* **EXERCISE REQUIREMENTS**: For each line in the data below that holds "value", return a copy.

____________________

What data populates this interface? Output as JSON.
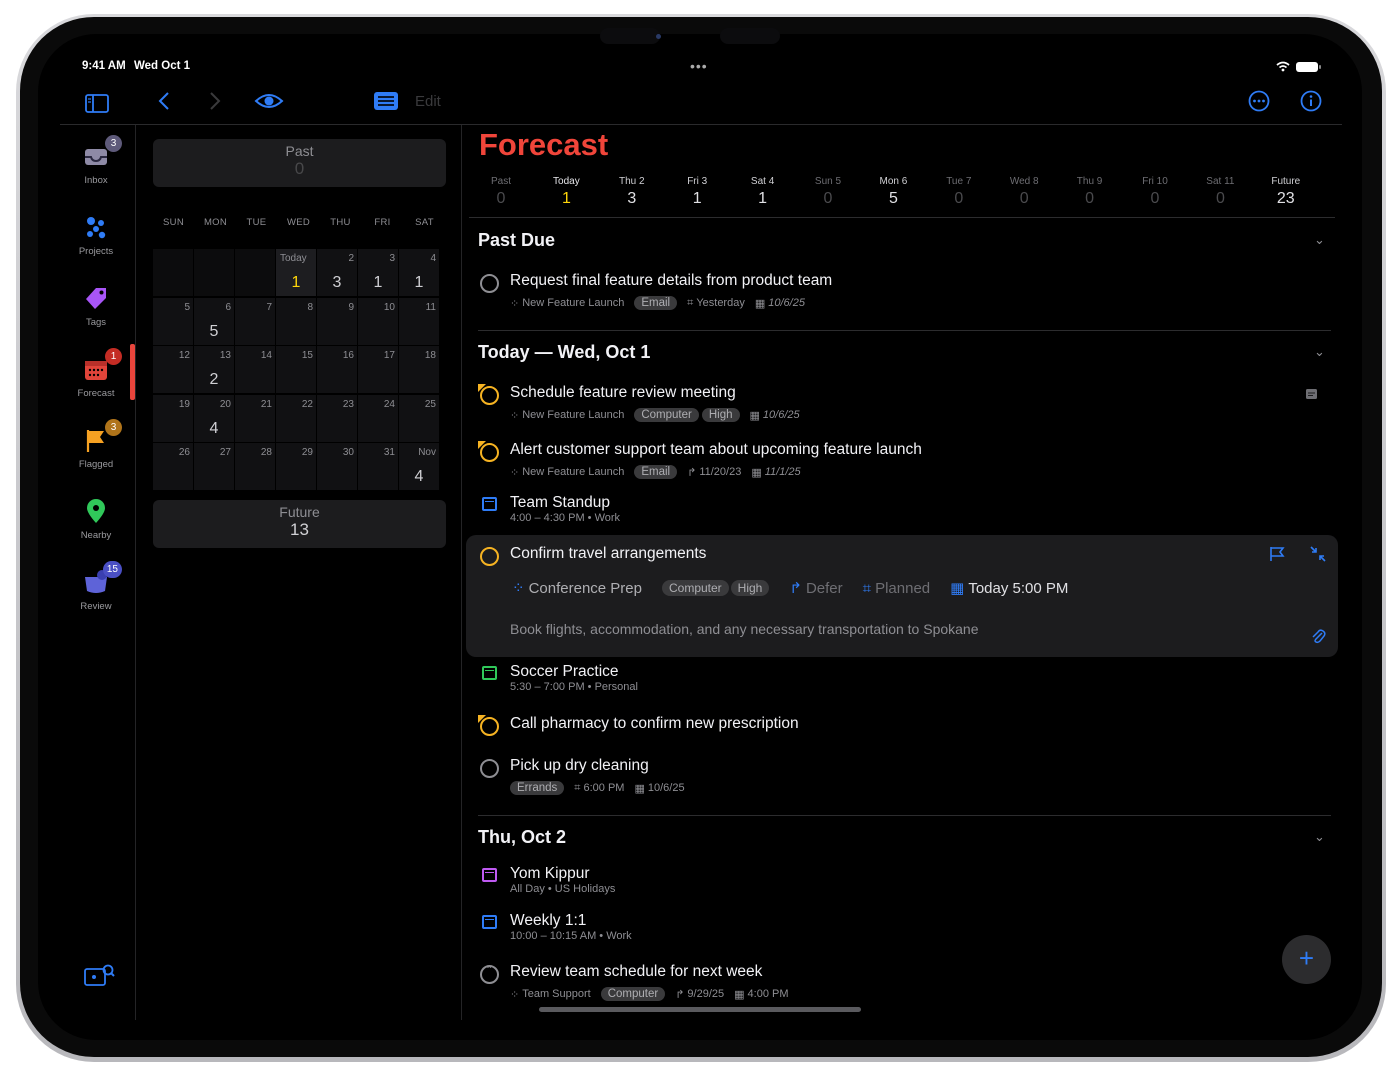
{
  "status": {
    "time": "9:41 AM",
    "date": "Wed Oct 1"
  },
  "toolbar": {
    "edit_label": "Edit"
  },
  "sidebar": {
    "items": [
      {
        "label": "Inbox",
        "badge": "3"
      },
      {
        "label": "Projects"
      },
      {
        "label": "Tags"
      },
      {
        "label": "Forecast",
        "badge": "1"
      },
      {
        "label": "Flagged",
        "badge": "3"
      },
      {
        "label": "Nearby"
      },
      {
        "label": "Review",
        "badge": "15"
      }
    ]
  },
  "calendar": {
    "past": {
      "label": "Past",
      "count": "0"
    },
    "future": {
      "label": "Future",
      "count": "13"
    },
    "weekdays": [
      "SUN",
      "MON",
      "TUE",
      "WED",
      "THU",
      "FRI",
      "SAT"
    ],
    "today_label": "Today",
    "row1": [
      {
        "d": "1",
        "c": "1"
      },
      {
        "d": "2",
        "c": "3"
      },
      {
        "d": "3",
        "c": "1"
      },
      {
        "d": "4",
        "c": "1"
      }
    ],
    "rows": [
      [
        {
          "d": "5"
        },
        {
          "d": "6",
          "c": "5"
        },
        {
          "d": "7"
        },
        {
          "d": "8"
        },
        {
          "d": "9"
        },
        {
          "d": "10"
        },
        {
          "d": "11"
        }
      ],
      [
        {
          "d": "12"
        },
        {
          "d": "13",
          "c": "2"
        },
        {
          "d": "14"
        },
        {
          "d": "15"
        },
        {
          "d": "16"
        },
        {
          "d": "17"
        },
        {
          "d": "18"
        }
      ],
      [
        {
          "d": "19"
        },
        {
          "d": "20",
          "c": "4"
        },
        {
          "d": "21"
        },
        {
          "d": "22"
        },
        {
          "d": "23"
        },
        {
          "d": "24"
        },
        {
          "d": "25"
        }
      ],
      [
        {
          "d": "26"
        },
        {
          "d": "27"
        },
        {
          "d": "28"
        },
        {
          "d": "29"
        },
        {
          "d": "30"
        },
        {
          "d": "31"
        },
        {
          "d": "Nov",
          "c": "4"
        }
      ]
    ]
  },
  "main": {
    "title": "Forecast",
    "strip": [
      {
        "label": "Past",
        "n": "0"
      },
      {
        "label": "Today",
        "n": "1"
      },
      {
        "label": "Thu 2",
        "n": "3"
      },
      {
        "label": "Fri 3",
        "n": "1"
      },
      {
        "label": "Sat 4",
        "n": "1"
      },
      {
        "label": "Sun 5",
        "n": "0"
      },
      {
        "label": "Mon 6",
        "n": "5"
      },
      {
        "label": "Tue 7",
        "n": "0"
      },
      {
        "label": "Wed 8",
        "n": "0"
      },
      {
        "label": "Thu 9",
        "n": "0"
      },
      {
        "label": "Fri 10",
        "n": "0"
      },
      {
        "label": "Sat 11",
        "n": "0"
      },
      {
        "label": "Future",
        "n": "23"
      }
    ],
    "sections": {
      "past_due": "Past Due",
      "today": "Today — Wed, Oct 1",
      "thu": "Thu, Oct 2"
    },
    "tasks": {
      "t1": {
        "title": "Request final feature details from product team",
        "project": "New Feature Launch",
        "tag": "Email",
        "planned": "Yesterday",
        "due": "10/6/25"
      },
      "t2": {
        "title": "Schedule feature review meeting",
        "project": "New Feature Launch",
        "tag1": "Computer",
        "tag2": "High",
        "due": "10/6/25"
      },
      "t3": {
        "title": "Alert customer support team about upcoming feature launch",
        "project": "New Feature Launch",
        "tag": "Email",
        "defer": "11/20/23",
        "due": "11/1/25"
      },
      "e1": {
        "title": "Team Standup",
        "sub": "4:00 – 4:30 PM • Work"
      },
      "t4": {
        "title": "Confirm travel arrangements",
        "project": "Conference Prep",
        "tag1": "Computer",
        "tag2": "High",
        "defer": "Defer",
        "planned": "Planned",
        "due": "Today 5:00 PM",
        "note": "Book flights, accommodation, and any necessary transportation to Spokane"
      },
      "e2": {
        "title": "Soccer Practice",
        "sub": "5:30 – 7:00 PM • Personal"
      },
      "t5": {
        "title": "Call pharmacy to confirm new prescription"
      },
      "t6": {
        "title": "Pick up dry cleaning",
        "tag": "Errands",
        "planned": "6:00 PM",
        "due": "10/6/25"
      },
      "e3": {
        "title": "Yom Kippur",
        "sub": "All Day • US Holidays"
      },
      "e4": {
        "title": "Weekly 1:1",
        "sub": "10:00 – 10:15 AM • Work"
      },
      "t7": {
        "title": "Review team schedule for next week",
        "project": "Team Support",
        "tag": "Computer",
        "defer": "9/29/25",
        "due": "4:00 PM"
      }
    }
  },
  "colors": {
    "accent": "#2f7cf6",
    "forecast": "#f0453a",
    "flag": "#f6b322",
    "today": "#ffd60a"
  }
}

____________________

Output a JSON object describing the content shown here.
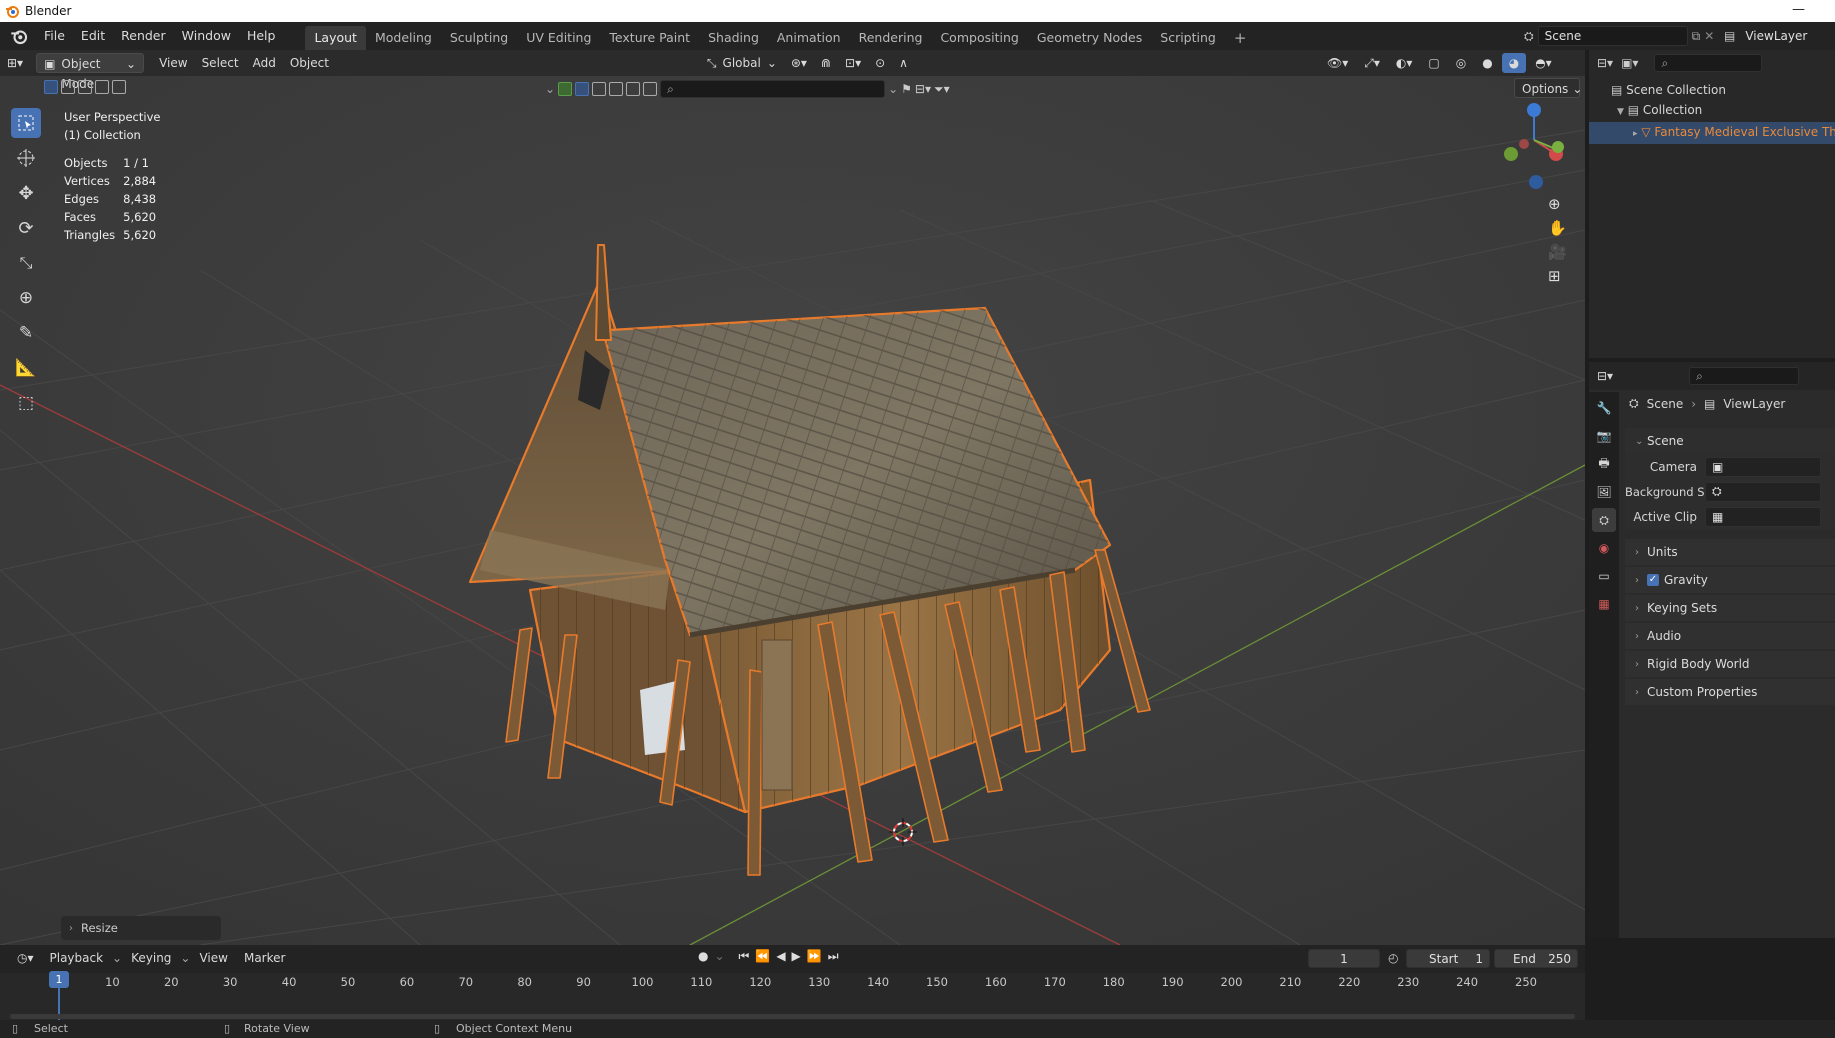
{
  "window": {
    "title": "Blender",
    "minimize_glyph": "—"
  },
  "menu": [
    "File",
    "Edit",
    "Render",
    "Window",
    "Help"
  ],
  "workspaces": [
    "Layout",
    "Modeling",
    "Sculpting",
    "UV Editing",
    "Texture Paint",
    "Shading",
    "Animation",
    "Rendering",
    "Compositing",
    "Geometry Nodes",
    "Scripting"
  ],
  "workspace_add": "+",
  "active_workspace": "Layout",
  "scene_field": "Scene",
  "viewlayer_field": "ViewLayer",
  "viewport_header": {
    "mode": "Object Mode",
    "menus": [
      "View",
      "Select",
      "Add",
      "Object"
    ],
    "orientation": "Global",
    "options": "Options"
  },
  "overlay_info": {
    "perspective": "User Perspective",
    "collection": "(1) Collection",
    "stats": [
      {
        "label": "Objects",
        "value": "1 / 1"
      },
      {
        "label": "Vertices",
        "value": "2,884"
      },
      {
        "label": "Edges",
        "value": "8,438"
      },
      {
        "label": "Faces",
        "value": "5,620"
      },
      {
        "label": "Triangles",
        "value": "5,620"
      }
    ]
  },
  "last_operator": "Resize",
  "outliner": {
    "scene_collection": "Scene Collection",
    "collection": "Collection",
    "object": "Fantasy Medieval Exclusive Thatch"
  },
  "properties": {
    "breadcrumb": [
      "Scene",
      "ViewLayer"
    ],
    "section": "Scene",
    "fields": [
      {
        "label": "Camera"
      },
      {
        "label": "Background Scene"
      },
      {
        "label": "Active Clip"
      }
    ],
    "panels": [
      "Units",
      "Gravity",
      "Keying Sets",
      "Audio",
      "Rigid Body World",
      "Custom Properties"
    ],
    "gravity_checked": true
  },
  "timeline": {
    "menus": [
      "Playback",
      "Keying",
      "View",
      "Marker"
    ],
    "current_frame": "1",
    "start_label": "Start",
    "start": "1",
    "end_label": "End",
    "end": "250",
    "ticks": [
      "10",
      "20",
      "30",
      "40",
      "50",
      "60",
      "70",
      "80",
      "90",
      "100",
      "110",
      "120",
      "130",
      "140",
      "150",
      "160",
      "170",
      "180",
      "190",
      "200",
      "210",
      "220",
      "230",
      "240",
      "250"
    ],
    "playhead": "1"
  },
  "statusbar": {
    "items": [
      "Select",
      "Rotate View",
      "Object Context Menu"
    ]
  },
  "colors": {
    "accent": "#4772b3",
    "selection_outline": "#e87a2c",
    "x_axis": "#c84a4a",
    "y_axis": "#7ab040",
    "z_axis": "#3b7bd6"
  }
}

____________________

* **WRITTEN REPLY**:
        "value": "1 / 1"
        "value": "2,884"
        "value": "8,438"
        "value": "5,620"
        "value": "5,620"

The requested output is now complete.